Pots size and windscreen both make a difference.
This is no surprise, and so far I've only trialled the FeatherFire stove with and without caldera cones, so things may change when I get around to testing smaller flame throwers...I'm usung the FeatherFire as a surrogate for the Trangia because they are both open flame, extinguishable stoves that allows me to measure exact fuel consumption by weighing the stove before and after. Starting fuel was always 25g.
1) Foster's can, no windscreen. Boiled 2 cups in 6'30". Used 18 grams of fuel. I did this test twice because the fuel seemed very high, but it came out exactly the same both burns. The flame was reaching almost halfway up the sides of the can by the time it reached full throttle.
2) Foster's can plus caldera cone. Used 16g fuel.
3) AGG 3 cups pan, no windscreen. Boiled in 6'00". Used 14g fuel.
4)Should have been AGG 3cups pot with caldera, but I didn't have a caldera to fit this pot.

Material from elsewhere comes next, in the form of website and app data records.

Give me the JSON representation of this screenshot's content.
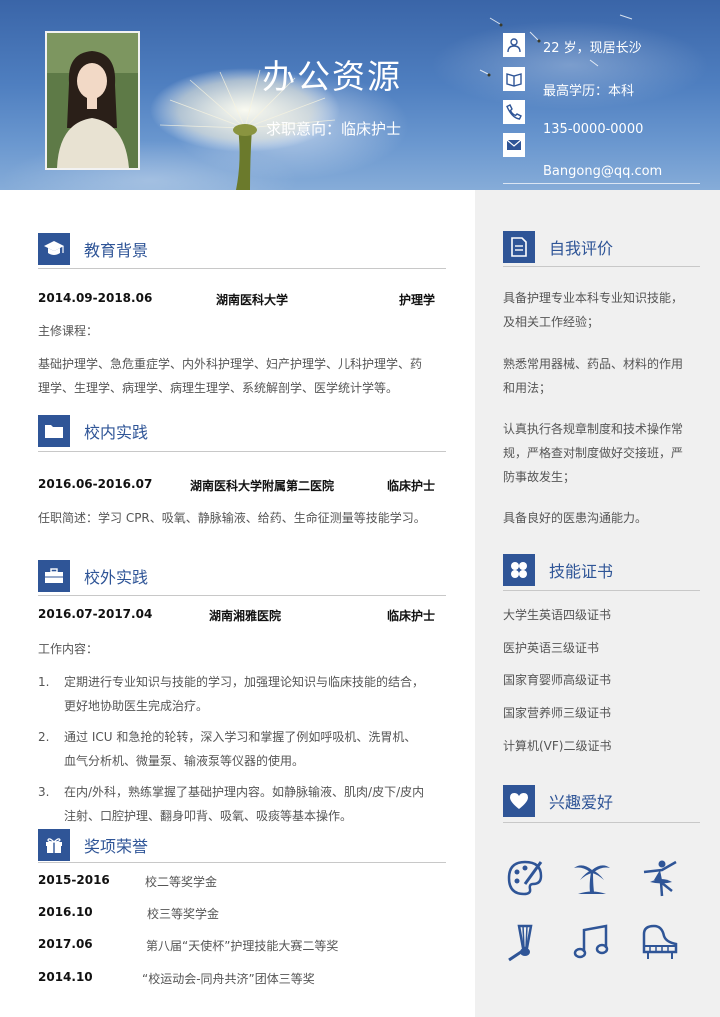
{
  "header": {
    "name": "办公资源",
    "intent": "求职意向：临床护士",
    "contacts": [
      {
        "icon": "person-icon",
        "text": "22 岁，现居长沙"
      },
      {
        "icon": "book-icon",
        "text": "最高学历：本科"
      },
      {
        "icon": "phone-icon",
        "text": "135-0000-0000"
      },
      {
        "icon": "mail-icon",
        "text": "Bangong@qq.com"
      }
    ]
  },
  "education": {
    "title": "教育背景",
    "period": "2014.09-2018.06",
    "school": "湖南医科大学",
    "major": "护理学",
    "courses_label": "主修课程：",
    "courses_line1": "基础护理学、急危重症学、内外科护理学、妇产护理学、儿科护理学、药",
    "courses_line2": "理学、生理学、病理学、病理生理学、系统解剖学、医学统计学等。"
  },
  "campus": {
    "title": "校内实践",
    "period": "2016.06-2016.07",
    "org": "湖南医科大学附属第二医院",
    "role": "临床护士",
    "desc": "任职简述：学习 CPR、吸氧、静脉输液、给药、生命征测量等技能学习。"
  },
  "external": {
    "title": "校外实践",
    "period": "2016.07-2017.04",
    "org": "湖南湘雅医院",
    "role": "临床护士",
    "label": "工作内容：",
    "items": [
      {
        "num": "1.",
        "line1": "定期进行专业知识与技能的学习，加强理论知识与临床技能的结合，",
        "line2": "更好地协助医生完成治疗。"
      },
      {
        "num": "2.",
        "line1": "通过 ICU 和急抢的轮转，深入学习和掌握了例如呼吸机、洗胃机、",
        "line2": "血气分析机、微量泵、输液泵等仪器的使用。"
      },
      {
        "num": "3.",
        "line1": "在内/外科，熟练掌握了基础护理内容。如静脉输液、肌肉/皮下/皮内",
        "line2": "注射、口腔护理、翻身叩背、吸氧、吸痰等基本操作。"
      }
    ]
  },
  "awards": {
    "title": "奖项荣誉",
    "items": [
      {
        "year": "2015-2016",
        "text": "校二等奖学金"
      },
      {
        "year": "2016.10",
        "text": "校三等奖学金"
      },
      {
        "year": "2017.06",
        "text": "第八届“天使杯”护理技能大赛二等奖"
      },
      {
        "year": "2014.10",
        "text": "“校运动会-同舟共济”团体三等奖"
      }
    ]
  },
  "self_eval": {
    "title": "自我评价",
    "p1_l1": "具备护理专业本科专业知识技能，",
    "p1_l2": "及相关工作经验；",
    "p2_l1": "熟悉常用器械、药品、材料的作用",
    "p2_l2": "和用法；",
    "p3_l1": "认真执行各规章制度和技术操作常",
    "p3_l2": "规，严格查对制度做好交接班，严",
    "p3_l3": "防事故发生；",
    "p4_l1": "具备良好的医患沟通能力。"
  },
  "skills": {
    "title": "技能证书",
    "items": [
      "大学生英语四级证书",
      "医护英语三级证书",
      "国家育婴师高级证书",
      "国家营养师三级证书",
      "计算机(VF)二级证书"
    ]
  },
  "hobbies": {
    "title": "兴趣爱好",
    "icons": [
      "palette-icon",
      "palm-tree-icon",
      "dancer-icon",
      "badminton-icon",
      "music-note-icon",
      "piano-icon"
    ]
  },
  "colors": {
    "accent": "#2f5597",
    "right_bg": "#f0f0f0"
  }
}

5)AGG 2qt pot, no windscreen. Boiled 2 cups in 5'30". Used 13g fuel.
6)AGG 2qt pot plus caldera. Boiled in 7 minutes. Used 10g fuel.

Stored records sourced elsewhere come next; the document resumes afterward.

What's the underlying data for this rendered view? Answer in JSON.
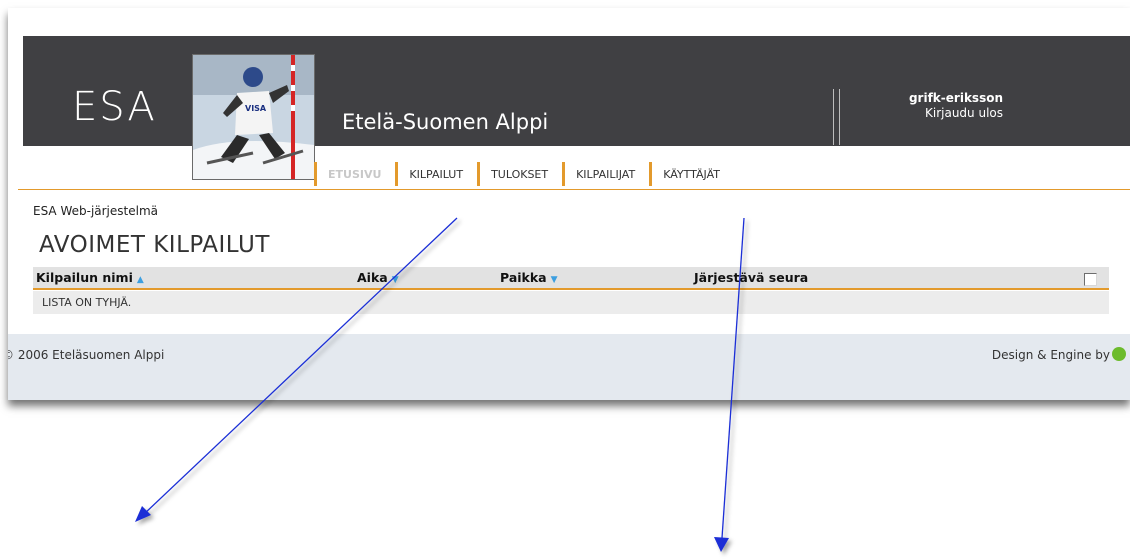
{
  "header": {
    "logo": "ESA",
    "site_name": "Etelä-Suomen Alppi",
    "user_name": "grifk-eriksson",
    "logout": "Kirjaudu ulos"
  },
  "nav": {
    "items": [
      {
        "label": "ETUSIVU",
        "active": true
      },
      {
        "label": "KILPAILUT",
        "active": false
      },
      {
        "label": "TULOKSET",
        "active": false
      },
      {
        "label": "KILPAILIJAT",
        "active": false
      },
      {
        "label": "KÄYTTÄJÄT",
        "active": false
      }
    ]
  },
  "main": {
    "system_name": "ESA Web-järjestelmä",
    "title": "AVOIMET KILPAILUT",
    "table": {
      "columns": [
        "Kilpailun nimi",
        "Aika",
        "Paikka",
        "Järjestävä seura"
      ],
      "empty_text": "LISTA ON TYHJÄ."
    }
  },
  "footer": {
    "copyright": "© 2006 Eteläsuomen Alppi",
    "credit": "Design & Engine by"
  },
  "colors": {
    "header_bg": "#404043",
    "accent": "#e39a2c",
    "sort_arrow": "#3c9fe0",
    "footer_bg": "#e4e9ef",
    "annotation_arrow": "#1a2fd6"
  }
}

7)AGG 2qt plus caldera, but using 90% methylated spirits (watered down 10%). Exactly the same as burn 6. So with this stove/pot/cone combo, fuel quality made no difference. I know from previous White Box stove experiments that it makes a difference with this stove. I suspect that watering the fuel down may also reduce flame size enough to improve efficiency on smaller diameter pots such as the Foster's.

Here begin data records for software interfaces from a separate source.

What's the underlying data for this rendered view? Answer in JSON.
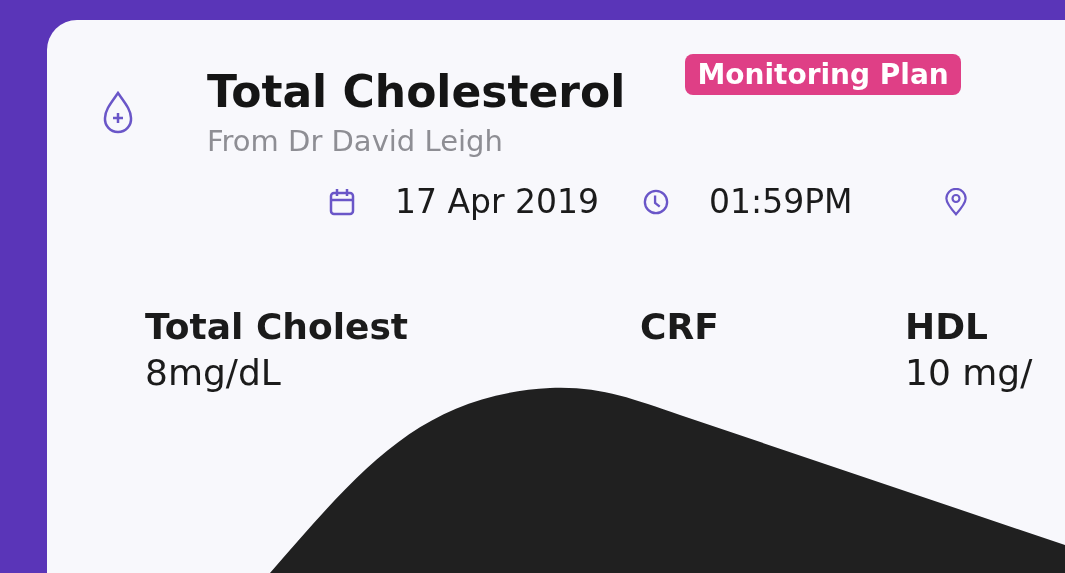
{
  "card": {
    "title": "Total Cholesterol",
    "subtitle": "From Dr David Leigh",
    "badge": "Monitoring Plan",
    "date": "17 Apr 2019",
    "time": "01:59PM",
    "metrics": [
      {
        "label": "Total Cholest",
        "value": "8mg/dL"
      },
      {
        "label": "CRF"
      },
      {
        "label": "HDL",
        "value": "10 mg/"
      }
    ]
  }
}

As you can probably do the maths, the weight savings of using a small diameter pot without a caldera cone will quickly be swamped by the extra fuel you would need to carry. Depends on how long the trip is and how much water you boil, and this is not even taking wind into the equation. I suspect the extra weight of carrying something like the Trangia or FeatherFire will also cancel out over time as you really only need burn exactly the amount of fuel you need for the job, and can completely recover the left overs. The other beauty of these kinds of stoves is the ability to 'over-fuel' them to achieve optimal burning efficiency. Fuel performance drops off when the fuel is either too low or too high. I find around an ounce starting fuel to be about optimal for boiling 2 cups. YMMV